"In a world where ash falls from the sky, and mist dominates the night, an evil cloaks the land and stifles all life. The future of the empire rests on the shoulders of a troublemaker and his young apprentice. Together, can they fill the world with color once more?
In Brandon Sanderson's intriguing tale of love, loss, despair and hope, a new kind of magic enters the stage - Allomancy, a magic of the metals."
The Final Empire. Think Ocean's Eleven meets the French Revolution. I mean, the actual French Revolution, not the novel/book/article. (I don't even know if there is a novel titled The French Revolution, on the off topic.) Yes, the French Revolution is brutal, bloody, and world-changing. (As I recall, even the Americans, who just had their own revolution, were shocked by what the French did. Decapitation, death, the list goes on.)
Vin, the main character, doesn't appear until the third (fourth, fifth?) chapter. Timid, cunning, and smart, she fits perfectly into Slytherin. (Darn it. I have to get my head out of Harry Potter.) Vin, after meeting a group of people, is thrown into a brand new world she has never known.
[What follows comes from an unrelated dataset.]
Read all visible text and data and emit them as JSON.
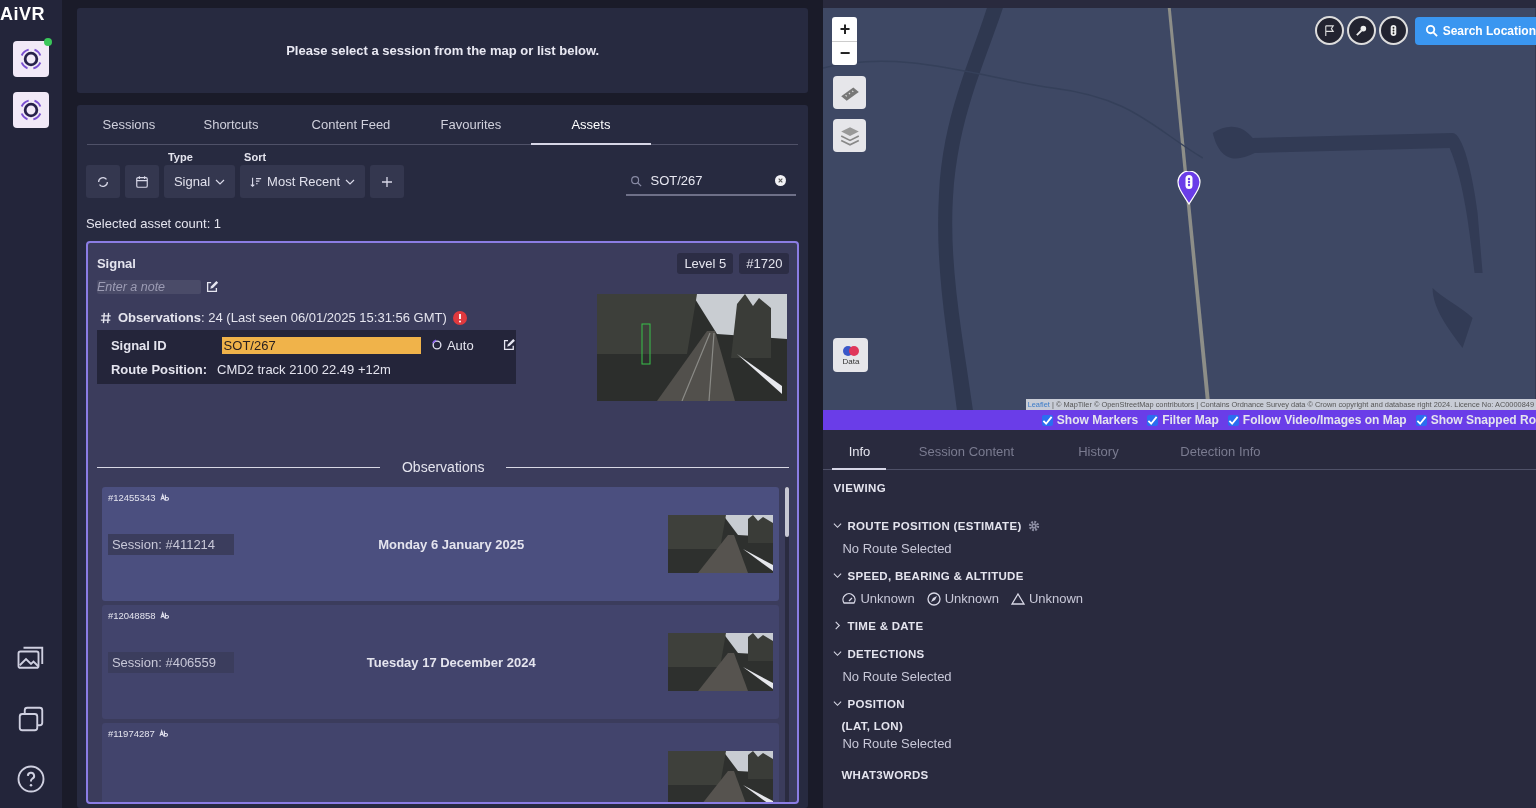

She has never known friendship, and all she knows is really darkness, pain, and suffering. Her character development begins to grow when she learns to trust people, and I think there is something beautiful about that.
Kelsier, another main character, has an awesome character arc. Though some unfortunate and bad things do happen to him, his development is amazing. He is not a static character, and he has some surprising depths despite his devil-may-care attitude.
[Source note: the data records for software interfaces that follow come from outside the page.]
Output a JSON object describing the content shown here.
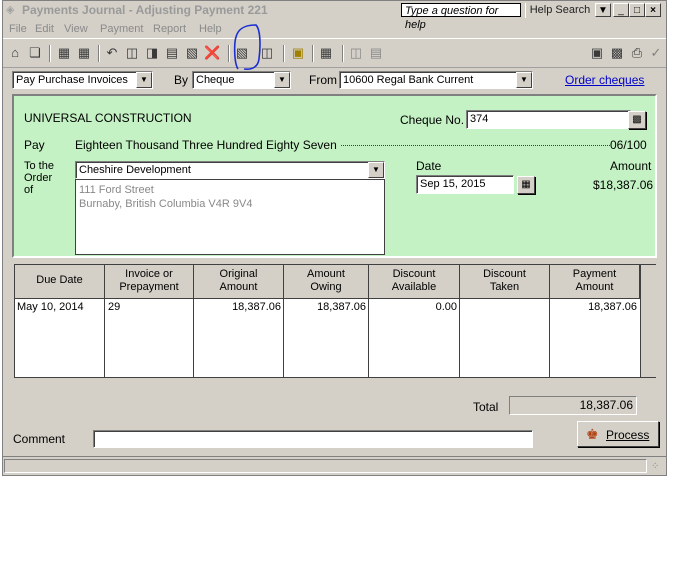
{
  "window": {
    "title": "Payments Journal - Adjusting Payment 221",
    "help_box": "Type a question for help",
    "help_search": "Help Search"
  },
  "menu": [
    "File",
    "Edit",
    "View",
    "Payment",
    "Report",
    "Help"
  ],
  "toolbar_icons": [
    "home-icon",
    "window-icon",
    "calendar-icon",
    "calendar-alt-icon",
    "undo-icon",
    "adjust-icon",
    "recall-icon",
    "table-icon",
    "cancel-icon",
    "reverse-icon",
    "lookup-icon",
    "track-icon",
    "calculator-icon",
    "fill-icon",
    "time-slip-icon"
  ],
  "toolbar_right_icons": [
    "open-icon",
    "preview-icon",
    "print-icon",
    "post-check-icon"
  ],
  "controls": {
    "transaction_type": "Pay Purchase Invoices",
    "by_label": "By",
    "method": "Cheque",
    "from_label": "From",
    "account": "10600 Regal Bank Current",
    "order_link": "Order cheques"
  },
  "cheque": {
    "company": "UNIVERSAL CONSTRUCTION",
    "cheque_no_label": "Cheque No.",
    "cheque_no": "374",
    "pay_label": "Pay",
    "pay_words": "Eighteen Thousand Three Hundred Eighty Seven",
    "cents": "06/100",
    "to_the_label": "To the",
    "order_label": "Order",
    "of_label": "of",
    "payee": "Cheshire Development",
    "address_line1": "111 Ford Street",
    "address_line2": "Burnaby, British Columbia V4R 9V4",
    "date_label": "Date",
    "date": "Sep 15, 2015",
    "amount_label": "Amount",
    "amount": "$18,387.06"
  },
  "table": {
    "headers": [
      [
        "Due Date",
        ""
      ],
      [
        "Invoice or",
        "Prepayment"
      ],
      [
        "Original",
        "Amount"
      ],
      [
        "Amount",
        "Owing"
      ],
      [
        "Discount",
        "Available"
      ],
      [
        "Discount",
        "Taken"
      ],
      [
        "Payment",
        "Amount"
      ]
    ],
    "rows": [
      [
        "May 10, 2014",
        "29",
        "18,387.06",
        "18,387.06",
        "0.00",
        "",
        "18,387.06"
      ]
    ]
  },
  "footer": {
    "total_label": "Total",
    "total": "18,387.06",
    "comment_label": "Comment",
    "comment": "",
    "process_label": "Process"
  }
}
The beginning of The Final Empire starts off slowly, and I admit that I'm bored. I want a lot of action, and Kelsier provides little. I wish to jump right into the book, but there is heavy exposition. Annoying amount of description, too, but I suffer through it. Thankfully, the plot picks up around the 1/3 part of the book (containing about 500 pages).
The book contains the right amount of politics, fantasy, magic, and world building. I do enjoy the book (once it is out of its annoying exposition).
But what is my major problem with this book? (Well, problems other than the slowness, the snail-paced unraveling of the plot, the late appearance of a main character, and the dullness of descriptions.) It would be the voice. I can't get used to it, and it unsettles me very much so. Quite a turn-off.
Overall, The Final Empire is an excellent piece of work with great characters, an awesome world, and intriguing politics. But I don't really connect to it.
Rating: Three out of Five